◆ What you have to do: Below are records to repeat exactly; do not include any pictures.
━━━━━ Data provided ━━━━━
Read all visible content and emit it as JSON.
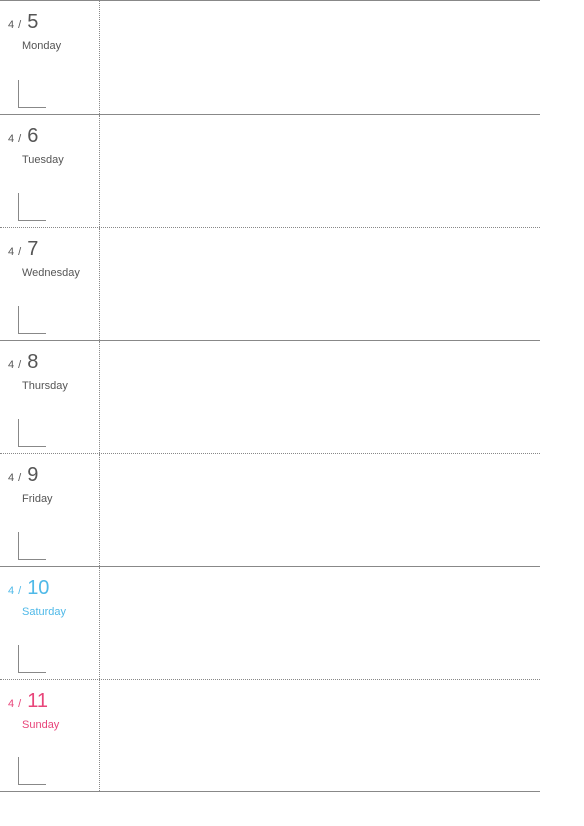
{
  "planner": {
    "days": [
      {
        "month": "4",
        "slash": "/",
        "day": "5",
        "name": "Monday",
        "colorClass": "",
        "topClass": ""
      },
      {
        "month": "4",
        "slash": "/",
        "day": "6",
        "name": "Tuesday",
        "colorClass": "",
        "topClass": "solid-top"
      },
      {
        "month": "4",
        "slash": "/",
        "day": "7",
        "name": "Wednesday",
        "colorClass": "",
        "topClass": "dotted-top"
      },
      {
        "month": "4",
        "slash": "/",
        "day": "8",
        "name": "Thursday",
        "colorClass": "",
        "topClass": "solid-top"
      },
      {
        "month": "4",
        "slash": "/",
        "day": "9",
        "name": "Friday",
        "colorClass": "",
        "topClass": "dotted-top"
      },
      {
        "month": "4",
        "slash": "/",
        "day": "10",
        "name": "Saturday",
        "colorClass": "color-sat",
        "topClass": "solid-top"
      },
      {
        "month": "4",
        "slash": "/",
        "day": "11",
        "name": "Sunday",
        "colorClass": "color-sun",
        "topClass": "dotted-top"
      }
    ]
  }
}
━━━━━
◆ Written answer:
Read all visible content and emit it as JSON.
{
  "planner": {
    "days": [
      {
        "month": "4",
        "slash": "/",
        "day": "5",
        "name": "Monday",
        "colorClass": "",
        "topClass": ""
      },
      {
        "month": "4",
        "slash": "/",
        "day": "6",
        "name": "Tuesday",
        "colorClass": "",
        "topClass": "solid-top"
      },
      {
        "month": "4",
        "slash": "/",
        "day": "7",
        "name": "Wednesday",
        "colorClass": "",
        "topClass": "dotted-top"
      },
      {
        "month": "4",
        "slash": "/",
        "day": "8",
        "name": "Thursday",
        "colorClass": "",
        "topClass": "solid-top"
      },
      {
        "month": "4",
        "slash": "/",
        "day": "9",
        "name": "Friday",
        "colorClass": "",
        "topClass": "dotted-top"
      },
      {
        "month": "4",
        "slash": "/",
        "day": "10",
        "name": "Saturday",
        "colorClass": "color-sat",
        "topClass": "solid-top"
      },
      {
        "month": "4",
        "slash": "/",
        "day": "11",
        "name": "Sunday",
        "colorClass": "color-sun",
        "topClass": "dotted-top"
      }
    ]
  }
}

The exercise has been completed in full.